Pro football: Vikings’ Sutherland had ‘big laugh, a big smile and huge hands’
The former All-American from Wisconsin-Superior played in three Super Bowls as part of the Vikings’ “Purple People Eaters” defensive line.
SUPERIOR — On road trips with the Minnesota Duluth football team in the late 1990s, there was one person that most of the players and coaches gravitated towards: Doug Sutherland.
Sutherland had a reputation for telling great stories and players loved them, perhaps because of the 12 years he spent in the NFL and playing in three Super Bowls for the Minnesota Vikings.
“When we went on the road, Doug would order us pitchers of beer,” former UMD defensive coordinator Vince Repesh said. “Doug would order one for himself and then once we would get going, he would be surrounded by everybody. Everybody wanted his stories.”
Sutherland, 73, a member of the team’s famed “Purple People Eaters” who was named as one of the “50 Greatest Vikings,” died Tuesday.
The 6-foot, 3-inch, 250-pound Sutherland came to Wisconsin-Superior as a defensive lineman and a shot-putter for the Yellowjackets. He earned all-conference and All-American honors in football, but Repesh said it was track that gave him the trait that set him apart: speed.
“He was very fast, that’s what got him where he was,” Repesh said.
John McFaul, a fellow UWS Hall of Famer, played one season with Sutherland for the Yellowjackets before he left for a “brief career” with the American Football League’s Boston Patriots. After his time in professional football, McFaul returned to coach at UWS with legendary coach Americo J. “Mertz” Mortorelli.
“He could probably have gone anywhere to play, certainly he could have gone over to UMD and played for Jim Malosky,” McFaul said. “But he chose to stay in Superior and play ball for four years at UW-Superior for Mertz Mortorelli.”
Sutherland was drafted in 1970 by the New Orleans Saints and was almost immediately on hand for a piece of NFL history.

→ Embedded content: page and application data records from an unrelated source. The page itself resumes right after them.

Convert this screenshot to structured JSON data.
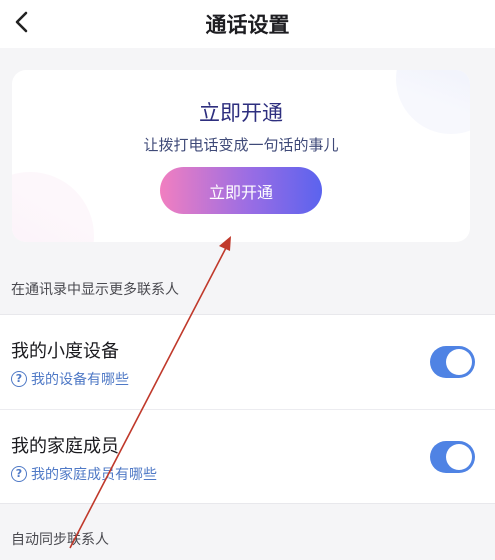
{
  "header": {
    "title": "通话设置",
    "back_icon": "chevron-left-icon"
  },
  "promo": {
    "title": "立即开通",
    "subtitle": "让拨打电话变成一句话的事儿",
    "button_label": "立即开通",
    "button_gradient": [
      "#f17fc0",
      "#9a6de4",
      "#5b63ee"
    ]
  },
  "sections": {
    "contacts_caption": "在通讯录中显示更多联系人",
    "sync_caption": "自动同步联系人"
  },
  "settings": [
    {
      "title": "我的小度设备",
      "help": "我的设备有哪些",
      "enabled": true
    },
    {
      "title": "我的家庭成员",
      "help": "我的家庭成员有哪些",
      "enabled": true
    }
  ],
  "colors": {
    "accent": "#4f83e4",
    "link": "#4f79c6",
    "annotation_arrow": "#c0392b"
  }
}
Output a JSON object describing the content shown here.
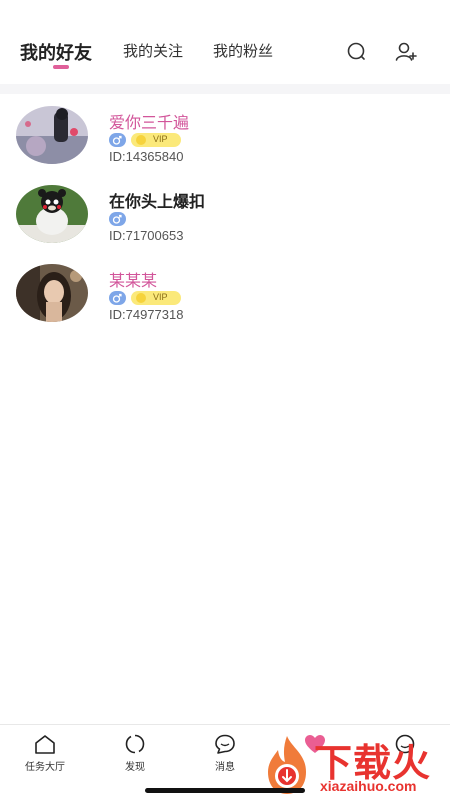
{
  "header": {
    "tabs": [
      {
        "label": "我的好友",
        "active": true
      },
      {
        "label": "我的关注",
        "active": false
      },
      {
        "label": "我的粉丝",
        "active": false
      }
    ],
    "icons": [
      "search-icon",
      "add-user-icon"
    ],
    "accent_color": "#e0609a"
  },
  "friends": [
    {
      "name": "爱你三千遍",
      "gender": "male",
      "vip": true,
      "vip_label": "VIP",
      "id_text": "ID:14365840"
    },
    {
      "name": "在你头上爆扣",
      "gender": "male",
      "vip": false,
      "id_text": "ID:71700653"
    },
    {
      "name": "某某某",
      "gender": "male",
      "vip": true,
      "vip_label": "VIP",
      "id_text": "ID:74977318"
    }
  ],
  "tabbar": {
    "items": [
      {
        "label": "任务大厅",
        "icon": "home-icon"
      },
      {
        "label": "发现",
        "icon": "discover-icon"
      },
      {
        "label": "消息",
        "icon": "message-icon"
      },
      {
        "label": "",
        "icon": "heart-icon"
      },
      {
        "label": "",
        "icon": "profile-icon"
      }
    ]
  },
  "watermark": {
    "title": "下载火",
    "subtitle": "xiazaihuo.com"
  },
  "colors": {
    "vip_name": "#d2559a",
    "gender_badge": "#7ea6e8",
    "vip_badge": "#fbe97a"
  }
}
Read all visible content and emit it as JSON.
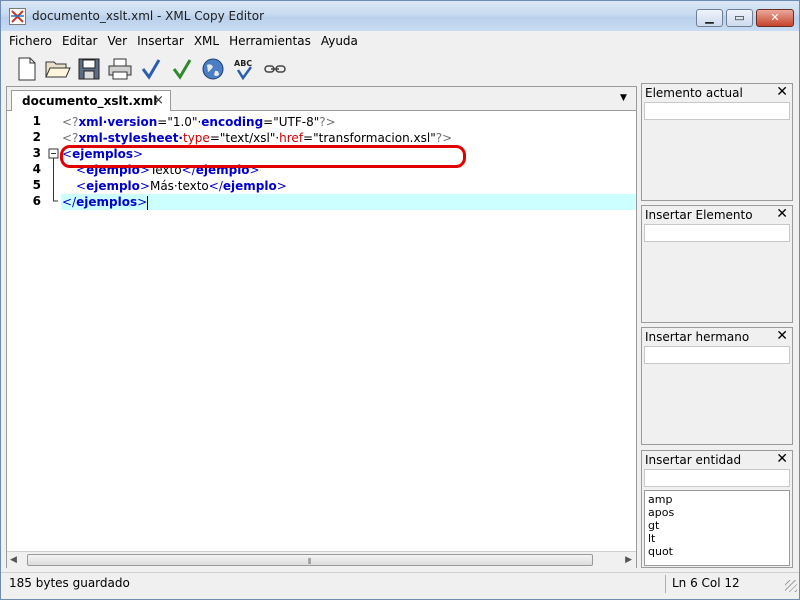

Sutherland was one of two Saints players to carry kicker Tom Dempsey off the field following his record-breaking 63-yard field goal.
After a year with New Orleans, the Vikings acquired Sutherland, where he filled in for linebacker Lonnie Warwick and in 1974 he stepped in to make eight starts for Gary Larsen, one of the original Purple People Eaters.
When Larsen retired prior to the next season, Sutherland won the starting job.
"When Gary Larsen left, Doug Sutherland came in and was the perfect fit. There was no drop-off in play," former Vikings coach Bud Grant said in a release from the franchise. "When I think of the Purple People Eaters, I always think of Doug Sutherland as part of that group. He was a very good football player and an equal part of the Purple People Eaters. Playing with those three guys elevated his play, his position and his value."
Sutherland recorded a career-high seven sacks in 1976, according to pro-football-reference.com, and started Super Bowl XI for the Vikings. Sutherland also started Super Bowl IX and played in Super Bowl VIII for the Vikings.
After a year with the Seattle Seahawks in 1981, Sutherland called it a career and returned to Superior. He spent time as a volunteer coach for Repesh when he coached the UWS football team while also launching a career in real estate.
More importantly, Sutherland remained committed to the community and UWS. McFaul helps organize the annual golf outing at Nemadji Golf Course to raise money for the Mortorelli Scholarship at UWS. Sutherland was a regular participant, but he tended to show up with some of his NFL buddies like Green Bay’s Ray Nitschke or the Vikings’ Bobby Bryant.
“He never forgot his roots,” McFaul said. “He stayed loyal to Superior and UW-Superior.”
When Repesh moved across the bridge to coach for UMD legend Jim Malosky, it wasn’t long before Sutherland was his defensive line coach — though he was still a volunteer.
“If you knew Malosky, nobody got paid,” Repesh joked. “If he could find a volunteer he’d take them.”
At the end of the day, though, Repesh remembered Sutherland as not just a football player, but a man who cared about his community and, most importantly, his family.
“He was a guy with a big laugh, a big smile and huge hands,” former Repesh said. “He was a storyteller and the ballplayers loved him. I can’t tell you all the stories, but I went hunting with him, went fishing with him and he was bigger than life. He was a professional football player, but he was a great man.”
This story was updated at 3:13 p.m. on April 6 with details from John McFaul. It was originally posted at 8:18 p.m. on April 5.